Compared to other existing projects nationwide, these two projects are an order of magnitude larger, said Bernheimer. "Thanks to California’s renewable portfolio standard, generating solar power affordably is becoming a reality in the U.S." The largest operational solar PV array so far has the capacity to generate 14 MW, located on the Nellis Air Force Base in Clark County, Nevada, reports the Solar Energy Industries Association.

On the other side of the country, there is also a ray of hope for future renewable energy projects in an otherwise economically depressed Detroit. Local utility Detroit Edison announced two requests for proposals to add more than 180 MW of renewable energy generation in Michigan. One proposal calls for adding 75 MW of wind power, while the other is seeking to purchase "capacity, energy and renewable energy credits from approximately 106 MW" of electricity generated by renewable sources, the company said in a statement.
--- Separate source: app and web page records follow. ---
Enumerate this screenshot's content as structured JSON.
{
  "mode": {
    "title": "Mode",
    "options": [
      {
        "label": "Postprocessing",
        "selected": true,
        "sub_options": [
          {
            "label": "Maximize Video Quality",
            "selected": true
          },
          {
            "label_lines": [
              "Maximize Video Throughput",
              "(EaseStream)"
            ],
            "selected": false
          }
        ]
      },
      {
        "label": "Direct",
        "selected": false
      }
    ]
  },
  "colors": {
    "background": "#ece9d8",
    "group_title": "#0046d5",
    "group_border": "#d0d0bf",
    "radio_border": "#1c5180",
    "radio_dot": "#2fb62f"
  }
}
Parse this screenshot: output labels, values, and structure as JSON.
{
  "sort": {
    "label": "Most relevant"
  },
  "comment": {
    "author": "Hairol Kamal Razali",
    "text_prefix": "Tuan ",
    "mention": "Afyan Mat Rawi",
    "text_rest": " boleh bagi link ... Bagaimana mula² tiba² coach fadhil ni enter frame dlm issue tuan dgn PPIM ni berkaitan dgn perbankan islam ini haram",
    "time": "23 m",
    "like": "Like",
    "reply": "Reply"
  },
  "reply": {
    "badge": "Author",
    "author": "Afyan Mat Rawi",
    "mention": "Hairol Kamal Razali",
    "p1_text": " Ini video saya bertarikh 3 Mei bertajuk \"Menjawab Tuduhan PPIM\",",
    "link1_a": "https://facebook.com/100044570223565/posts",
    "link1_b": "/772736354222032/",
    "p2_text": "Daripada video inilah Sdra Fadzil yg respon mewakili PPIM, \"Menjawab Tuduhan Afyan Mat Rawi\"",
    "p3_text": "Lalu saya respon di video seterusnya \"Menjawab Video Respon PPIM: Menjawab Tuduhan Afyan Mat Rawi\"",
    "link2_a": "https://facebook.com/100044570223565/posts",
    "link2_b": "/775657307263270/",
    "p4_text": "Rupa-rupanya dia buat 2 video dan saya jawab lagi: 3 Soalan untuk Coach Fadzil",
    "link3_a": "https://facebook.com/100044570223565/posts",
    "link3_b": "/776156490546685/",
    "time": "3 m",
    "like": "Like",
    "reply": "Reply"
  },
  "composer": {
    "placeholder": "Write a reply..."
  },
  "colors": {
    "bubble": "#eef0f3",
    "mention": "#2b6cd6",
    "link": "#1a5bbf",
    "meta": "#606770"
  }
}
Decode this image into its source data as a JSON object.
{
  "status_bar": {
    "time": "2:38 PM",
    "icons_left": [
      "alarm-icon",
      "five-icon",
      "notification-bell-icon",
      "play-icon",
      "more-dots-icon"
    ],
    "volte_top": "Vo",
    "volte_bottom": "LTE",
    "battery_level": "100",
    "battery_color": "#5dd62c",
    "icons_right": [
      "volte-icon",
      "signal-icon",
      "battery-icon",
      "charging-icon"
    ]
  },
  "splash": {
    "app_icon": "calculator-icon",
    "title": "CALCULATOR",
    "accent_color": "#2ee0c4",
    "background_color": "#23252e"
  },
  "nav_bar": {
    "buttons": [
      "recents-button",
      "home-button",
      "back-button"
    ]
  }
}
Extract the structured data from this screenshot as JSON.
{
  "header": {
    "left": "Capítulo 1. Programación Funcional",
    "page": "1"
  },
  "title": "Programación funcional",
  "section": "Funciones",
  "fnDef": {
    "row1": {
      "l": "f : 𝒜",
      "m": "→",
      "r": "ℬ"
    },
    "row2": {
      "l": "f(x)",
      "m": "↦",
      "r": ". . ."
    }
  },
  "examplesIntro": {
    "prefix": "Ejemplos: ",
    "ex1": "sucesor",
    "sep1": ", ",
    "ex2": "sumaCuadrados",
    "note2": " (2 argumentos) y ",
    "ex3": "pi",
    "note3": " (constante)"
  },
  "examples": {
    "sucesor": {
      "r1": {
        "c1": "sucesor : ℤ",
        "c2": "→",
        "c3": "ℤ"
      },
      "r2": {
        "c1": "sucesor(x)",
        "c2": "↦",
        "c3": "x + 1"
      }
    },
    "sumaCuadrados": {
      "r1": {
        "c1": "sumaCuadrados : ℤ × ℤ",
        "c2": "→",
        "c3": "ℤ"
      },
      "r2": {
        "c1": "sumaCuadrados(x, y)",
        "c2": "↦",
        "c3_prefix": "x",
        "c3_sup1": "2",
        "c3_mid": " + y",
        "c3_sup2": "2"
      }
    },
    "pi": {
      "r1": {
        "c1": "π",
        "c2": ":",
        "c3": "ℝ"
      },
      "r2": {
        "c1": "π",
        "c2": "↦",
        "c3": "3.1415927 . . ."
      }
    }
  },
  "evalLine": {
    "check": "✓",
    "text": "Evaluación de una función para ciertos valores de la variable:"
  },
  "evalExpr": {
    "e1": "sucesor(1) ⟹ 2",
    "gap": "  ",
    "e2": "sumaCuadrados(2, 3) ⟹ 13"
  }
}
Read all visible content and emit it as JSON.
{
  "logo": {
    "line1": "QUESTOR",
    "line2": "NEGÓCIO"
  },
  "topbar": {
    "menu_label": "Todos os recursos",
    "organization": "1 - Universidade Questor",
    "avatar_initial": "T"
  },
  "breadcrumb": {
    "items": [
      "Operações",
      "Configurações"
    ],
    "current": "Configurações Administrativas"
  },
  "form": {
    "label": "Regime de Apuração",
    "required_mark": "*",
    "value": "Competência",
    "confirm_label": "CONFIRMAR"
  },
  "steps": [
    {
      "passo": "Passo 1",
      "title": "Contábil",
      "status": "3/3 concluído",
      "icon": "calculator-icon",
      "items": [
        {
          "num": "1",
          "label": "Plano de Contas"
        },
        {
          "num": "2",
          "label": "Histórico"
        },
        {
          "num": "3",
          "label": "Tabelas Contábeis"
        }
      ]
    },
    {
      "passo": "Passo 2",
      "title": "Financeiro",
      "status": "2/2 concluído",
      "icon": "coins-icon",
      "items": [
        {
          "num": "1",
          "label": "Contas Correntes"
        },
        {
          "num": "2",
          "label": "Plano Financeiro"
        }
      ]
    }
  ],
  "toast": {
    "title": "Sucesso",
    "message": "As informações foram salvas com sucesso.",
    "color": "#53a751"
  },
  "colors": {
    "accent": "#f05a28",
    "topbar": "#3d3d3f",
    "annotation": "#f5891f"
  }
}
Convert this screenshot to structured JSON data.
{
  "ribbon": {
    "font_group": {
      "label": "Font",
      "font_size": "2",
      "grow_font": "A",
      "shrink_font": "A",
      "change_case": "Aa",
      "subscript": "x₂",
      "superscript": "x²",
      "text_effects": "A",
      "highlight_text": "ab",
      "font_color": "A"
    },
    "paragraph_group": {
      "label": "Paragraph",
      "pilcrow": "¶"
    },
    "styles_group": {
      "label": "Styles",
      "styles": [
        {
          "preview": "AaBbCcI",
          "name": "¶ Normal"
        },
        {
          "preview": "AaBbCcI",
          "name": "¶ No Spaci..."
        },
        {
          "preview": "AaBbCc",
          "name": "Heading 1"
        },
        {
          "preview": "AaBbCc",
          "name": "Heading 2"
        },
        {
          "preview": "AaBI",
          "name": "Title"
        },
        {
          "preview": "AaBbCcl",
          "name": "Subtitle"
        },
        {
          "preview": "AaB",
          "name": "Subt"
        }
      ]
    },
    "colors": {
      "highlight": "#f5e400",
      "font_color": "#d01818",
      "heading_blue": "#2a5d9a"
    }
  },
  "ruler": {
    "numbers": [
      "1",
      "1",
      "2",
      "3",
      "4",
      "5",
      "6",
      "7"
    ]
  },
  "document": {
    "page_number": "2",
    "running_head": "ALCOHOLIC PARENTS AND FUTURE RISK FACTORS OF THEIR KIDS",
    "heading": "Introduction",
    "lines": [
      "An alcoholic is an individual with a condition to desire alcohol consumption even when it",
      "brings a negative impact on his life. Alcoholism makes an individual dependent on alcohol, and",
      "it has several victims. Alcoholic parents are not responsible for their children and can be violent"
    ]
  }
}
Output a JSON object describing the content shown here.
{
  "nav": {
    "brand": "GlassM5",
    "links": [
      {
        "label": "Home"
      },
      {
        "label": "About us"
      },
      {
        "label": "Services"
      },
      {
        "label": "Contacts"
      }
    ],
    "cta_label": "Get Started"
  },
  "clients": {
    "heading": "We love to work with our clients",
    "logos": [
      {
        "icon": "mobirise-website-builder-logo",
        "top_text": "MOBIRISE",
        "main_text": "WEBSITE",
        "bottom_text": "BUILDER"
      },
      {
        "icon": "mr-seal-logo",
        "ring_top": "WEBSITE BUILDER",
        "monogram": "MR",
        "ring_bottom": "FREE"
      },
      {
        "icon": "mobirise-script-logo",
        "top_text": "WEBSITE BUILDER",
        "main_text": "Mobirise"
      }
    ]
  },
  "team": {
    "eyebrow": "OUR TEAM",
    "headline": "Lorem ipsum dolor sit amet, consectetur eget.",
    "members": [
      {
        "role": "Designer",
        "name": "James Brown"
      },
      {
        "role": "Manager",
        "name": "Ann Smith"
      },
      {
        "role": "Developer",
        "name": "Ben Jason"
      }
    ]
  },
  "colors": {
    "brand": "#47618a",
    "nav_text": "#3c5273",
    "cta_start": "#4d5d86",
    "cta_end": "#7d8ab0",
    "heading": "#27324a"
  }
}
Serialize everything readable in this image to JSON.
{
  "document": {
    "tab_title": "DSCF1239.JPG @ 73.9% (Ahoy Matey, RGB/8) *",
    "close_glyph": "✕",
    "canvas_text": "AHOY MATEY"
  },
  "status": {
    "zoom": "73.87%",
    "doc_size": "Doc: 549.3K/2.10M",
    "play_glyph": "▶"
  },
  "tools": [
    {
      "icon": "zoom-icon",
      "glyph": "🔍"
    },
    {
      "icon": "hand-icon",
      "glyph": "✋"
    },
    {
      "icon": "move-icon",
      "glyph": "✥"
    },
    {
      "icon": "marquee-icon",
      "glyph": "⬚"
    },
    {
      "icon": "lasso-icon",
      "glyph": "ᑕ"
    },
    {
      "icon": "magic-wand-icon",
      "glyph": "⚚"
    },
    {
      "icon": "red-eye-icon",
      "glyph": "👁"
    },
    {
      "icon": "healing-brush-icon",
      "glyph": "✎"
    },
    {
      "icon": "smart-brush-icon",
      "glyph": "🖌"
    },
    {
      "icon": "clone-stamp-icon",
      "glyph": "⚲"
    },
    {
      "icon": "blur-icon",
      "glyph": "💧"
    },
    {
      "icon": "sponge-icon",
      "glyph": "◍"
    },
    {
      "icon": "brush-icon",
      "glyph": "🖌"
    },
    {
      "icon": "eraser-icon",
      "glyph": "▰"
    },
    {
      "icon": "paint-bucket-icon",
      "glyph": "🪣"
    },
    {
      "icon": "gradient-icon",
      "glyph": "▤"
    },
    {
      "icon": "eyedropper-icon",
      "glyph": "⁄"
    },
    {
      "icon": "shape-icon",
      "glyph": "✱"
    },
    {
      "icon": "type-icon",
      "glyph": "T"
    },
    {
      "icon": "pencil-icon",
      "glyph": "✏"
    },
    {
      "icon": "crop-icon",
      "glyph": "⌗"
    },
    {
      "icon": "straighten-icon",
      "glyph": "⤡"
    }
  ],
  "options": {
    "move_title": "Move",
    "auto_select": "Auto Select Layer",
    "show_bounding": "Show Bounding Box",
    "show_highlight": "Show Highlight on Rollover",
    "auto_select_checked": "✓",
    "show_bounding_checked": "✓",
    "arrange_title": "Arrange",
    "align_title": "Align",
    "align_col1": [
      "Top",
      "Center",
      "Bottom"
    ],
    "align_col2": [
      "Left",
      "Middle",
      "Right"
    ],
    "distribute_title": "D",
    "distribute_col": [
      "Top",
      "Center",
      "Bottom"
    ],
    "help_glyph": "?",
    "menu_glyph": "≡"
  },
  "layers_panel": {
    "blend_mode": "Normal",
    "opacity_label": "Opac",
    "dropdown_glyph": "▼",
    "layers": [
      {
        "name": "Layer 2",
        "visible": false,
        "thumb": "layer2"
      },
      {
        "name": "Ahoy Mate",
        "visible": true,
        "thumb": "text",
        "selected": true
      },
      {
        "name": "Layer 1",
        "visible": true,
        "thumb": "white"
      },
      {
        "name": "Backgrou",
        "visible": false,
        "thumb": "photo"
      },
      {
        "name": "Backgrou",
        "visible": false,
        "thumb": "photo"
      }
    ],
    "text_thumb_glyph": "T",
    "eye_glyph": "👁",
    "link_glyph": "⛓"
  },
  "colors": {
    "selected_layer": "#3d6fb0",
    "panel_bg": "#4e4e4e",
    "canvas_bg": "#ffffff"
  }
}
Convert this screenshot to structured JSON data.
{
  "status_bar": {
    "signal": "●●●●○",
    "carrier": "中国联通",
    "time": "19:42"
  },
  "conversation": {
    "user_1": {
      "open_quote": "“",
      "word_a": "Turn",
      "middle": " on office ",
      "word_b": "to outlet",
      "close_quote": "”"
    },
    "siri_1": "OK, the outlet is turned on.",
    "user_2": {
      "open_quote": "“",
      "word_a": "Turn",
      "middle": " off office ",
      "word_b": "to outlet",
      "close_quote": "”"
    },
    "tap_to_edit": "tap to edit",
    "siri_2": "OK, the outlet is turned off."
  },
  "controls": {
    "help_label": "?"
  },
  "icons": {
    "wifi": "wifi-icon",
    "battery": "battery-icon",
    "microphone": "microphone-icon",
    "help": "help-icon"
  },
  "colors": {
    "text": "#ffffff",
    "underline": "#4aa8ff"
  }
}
The Automobile State's Clean, Renewable and Efficient Energy Act passed last year requires that 10 percent of retail electricity sold must come from renewable sources. Detroit Edison currently generates about 1 percent of its electricity through renewables, such as solid waste incineration, biomass and wood, according to the company’s website.

Image provided courtesy First Solar